With U.S. troops marching out of Iraq and Osama bin Laden’s head on a pike, it will be difficult for Barack Obama’s detractors to characterize the president’s first-term performance on the international stage as indecisive, inexperienced, or weak-kneed.
Electoral ramifications notwithstanding, what worries Mark Lagon, who holds the International Relations and Security Chair at Georgetown University’s foreign service master’s degree program, is that Obama’s seeming strength betrays a lack of inventiveness and depth—especially when it comes to projecting soft power, that combination of diplomacy and nonmilitary coercion essential to enduring influence and stability.
Writing in World Affairs (Oct. 2011), Logan notes that when Obama initially took office he “made fresh start statements, such as his June 2009 remarks in Cairo, and embraced political means like dialogue, respectful multilateralism, and the use of new media, suggesting that he felt the soft power to change minds, build legitimacy, and advance interests was the key element missing from the recent U.S. approach to the world—and that he would quickly remedy that defect.”

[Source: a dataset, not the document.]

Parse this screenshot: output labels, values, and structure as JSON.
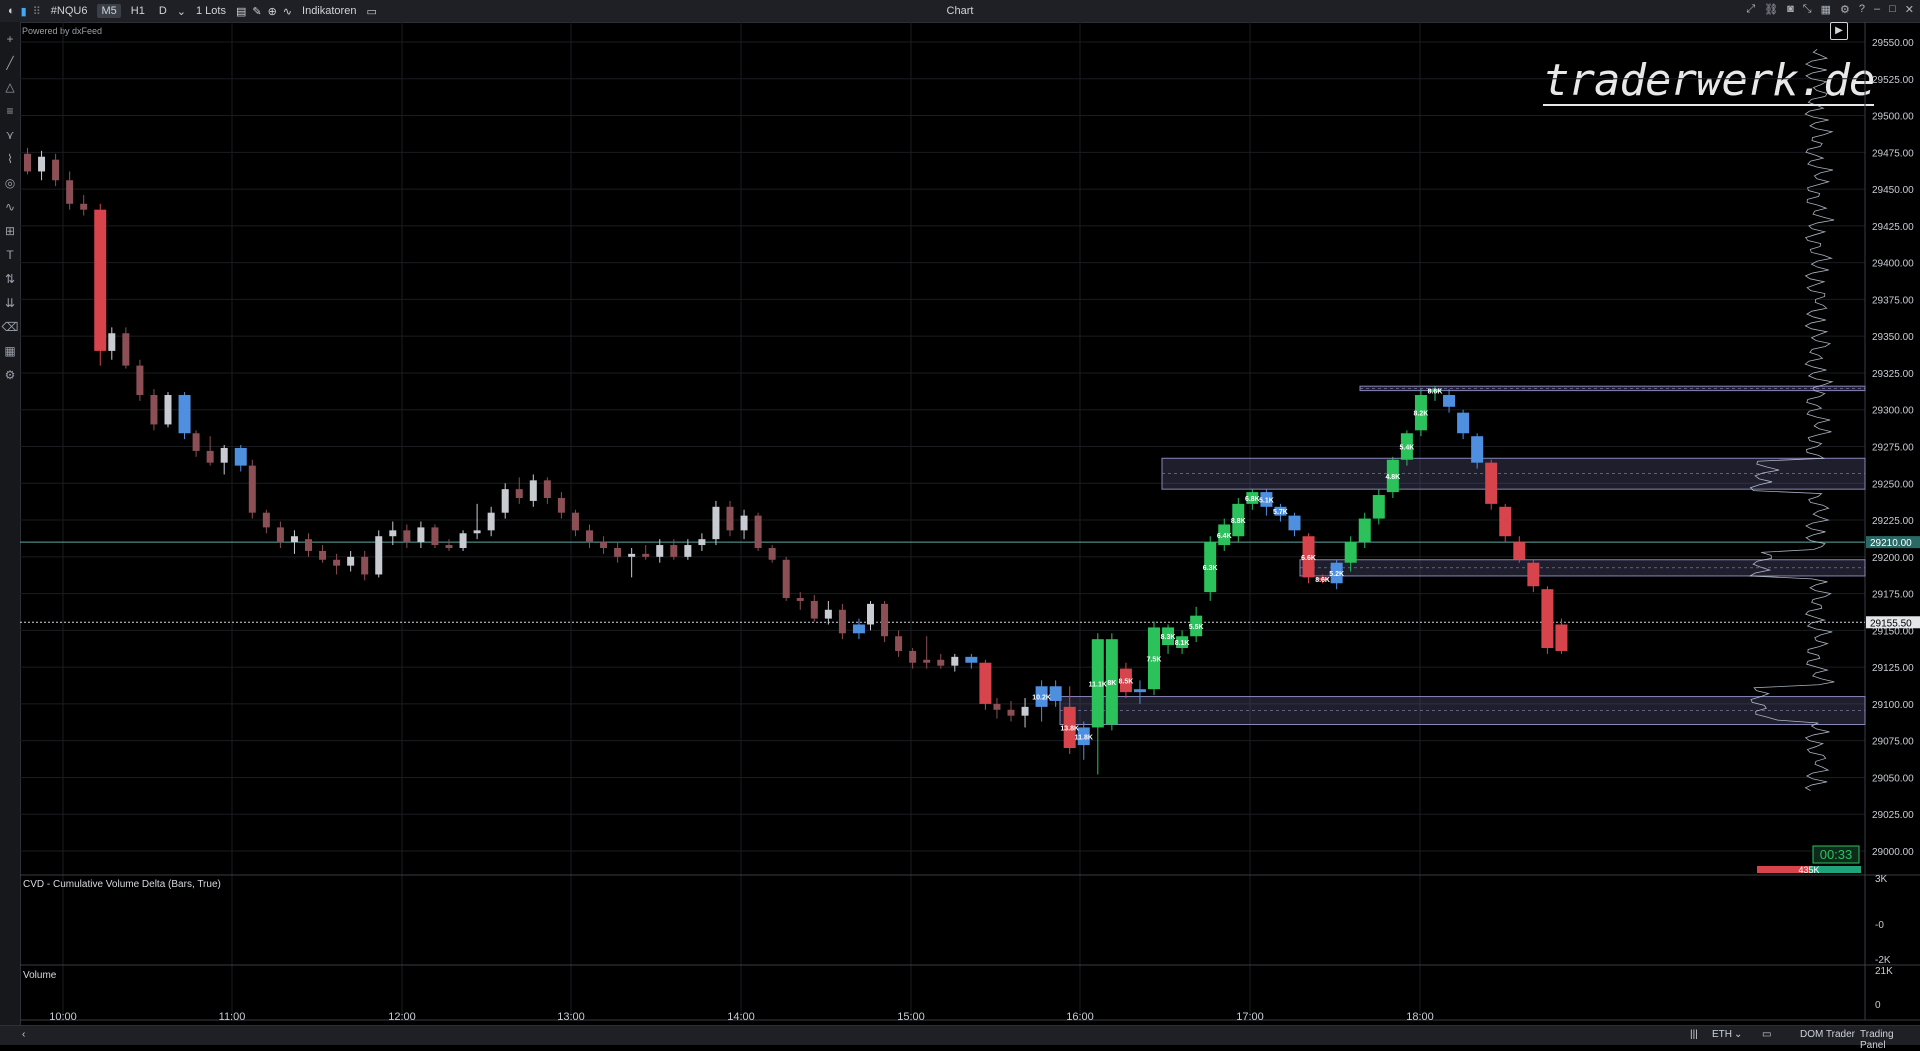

Since then, Obama has embraced unilateral military actions, has accelerated the use of unmanned drones, and has continued a number of the Bush administration’s most controversial policies, including rendition. Consequently, the United States lacks moral credibility.
“The Obama presidency has regularly avoided asserting meaningful soft power, particularly in its relations with three countries—Iran, Russia, and Egypt—where it might have made a difference not only for those countries but for American interests as well,” Logan writes. “His reaction to the challenges these countries have posed to the United States suggests that it is not soft power itself that Obama doubts, but America’s moral standing to project it.”